**Activity**
Make an exact copy of every entry, from the first line to the last.

(Stored data)
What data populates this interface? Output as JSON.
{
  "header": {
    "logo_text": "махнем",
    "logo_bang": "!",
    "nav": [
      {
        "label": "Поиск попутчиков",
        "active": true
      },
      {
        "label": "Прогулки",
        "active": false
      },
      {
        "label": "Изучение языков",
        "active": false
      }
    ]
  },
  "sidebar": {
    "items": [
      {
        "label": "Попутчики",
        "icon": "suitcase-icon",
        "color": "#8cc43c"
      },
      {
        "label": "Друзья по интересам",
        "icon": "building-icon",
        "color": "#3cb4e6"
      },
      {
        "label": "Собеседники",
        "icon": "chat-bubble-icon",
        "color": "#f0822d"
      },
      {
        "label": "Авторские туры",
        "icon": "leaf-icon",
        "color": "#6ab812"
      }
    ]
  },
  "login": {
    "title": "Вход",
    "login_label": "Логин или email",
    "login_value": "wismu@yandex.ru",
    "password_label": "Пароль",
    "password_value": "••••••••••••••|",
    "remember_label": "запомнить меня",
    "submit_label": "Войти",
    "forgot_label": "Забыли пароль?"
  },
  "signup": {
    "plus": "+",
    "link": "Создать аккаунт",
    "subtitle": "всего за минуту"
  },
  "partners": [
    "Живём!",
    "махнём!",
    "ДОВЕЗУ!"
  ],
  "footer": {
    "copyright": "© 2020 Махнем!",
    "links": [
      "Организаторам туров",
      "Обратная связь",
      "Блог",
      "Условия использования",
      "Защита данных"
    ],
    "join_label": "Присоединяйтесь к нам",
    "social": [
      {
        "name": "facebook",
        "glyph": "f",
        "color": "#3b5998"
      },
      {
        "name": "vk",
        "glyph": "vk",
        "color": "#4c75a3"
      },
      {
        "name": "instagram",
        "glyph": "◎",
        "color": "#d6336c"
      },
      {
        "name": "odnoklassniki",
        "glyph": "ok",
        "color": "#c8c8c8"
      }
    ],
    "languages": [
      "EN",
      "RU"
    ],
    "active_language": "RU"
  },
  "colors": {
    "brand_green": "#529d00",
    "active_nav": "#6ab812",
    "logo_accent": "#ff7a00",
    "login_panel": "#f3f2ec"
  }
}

**Worked solution**
What data populates this interface? Output as JSON.
{
  "header": {
    "logo_text": "махнем",
    "logo_bang": "!",
    "nav": [
      {
        "label": "Поиск попутчиков",
        "active": true
      },
      {
        "label": "Прогулки",
        "active": false
      },
      {
        "label": "Изучение языков",
        "active": false
      }
    ]
  },
  "sidebar": {
    "items": [
      {
        "label": "Попутчики",
        "icon": "suitcase-icon",
        "color": "#8cc43c"
      },
      {
        "label": "Друзья по интересам",
        "icon": "building-icon",
        "color": "#3cb4e6"
      },
      {
        "label": "Собеседники",
        "icon": "chat-bubble-icon",
        "color": "#f0822d"
      },
      {
        "label": "Авторские туры",
        "icon": "leaf-icon",
        "color": "#6ab812"
      }
    ]
  },
  "login": {
    "title": "Вход",
    "login_label": "Логин или email",
    "login_value": "wismu@yandex.ru",
    "password_label": "Пароль",
    "password_value": "••••••••••••••|",
    "remember_label": "запомнить меня",
    "submit_label": "Войти",
    "forgot_label": "Забыли пароль?"
  },
  "signup": {
    "plus": "+",
    "link": "Создать аккаунт",
    "subtitle": "всего за минуту"
  },
  "partners": [
    "Живём!",
    "махнём!",
    "ДОВЕЗУ!"
  ],
  "footer": {
    "copyright": "© 2020 Махнем!",
    "links": [
      "Организаторам туров",
      "Обратная связь",
      "Блог",
      "Условия использования",
      "Защита данных"
    ],
    "join_label": "Присоединяйтесь к нам",
    "social": [
      {
        "name": "facebook",
        "glyph": "f",
        "color": "#3b5998"
      },
      {
        "name": "vk",
        "glyph": "vk",
        "color": "#4c75a3"
      },
      {
        "name": "instagram",
        "glyph": "◎",
        "color": "#d6336c"
      },
      {
        "name": "odnoklassniki",
        "glyph": "ok",
        "color": "#c8c8c8"
      }
    ],
    "languages": [
      "EN",
      "RU"
    ],
    "active_language": "RU"
  },
  "colors": {
    "brand_green": "#529d00",
    "active_nav": "#6ab812",
    "logo_accent": "#ff7a00",
    "login_panel": "#f3f2ec"
  }
}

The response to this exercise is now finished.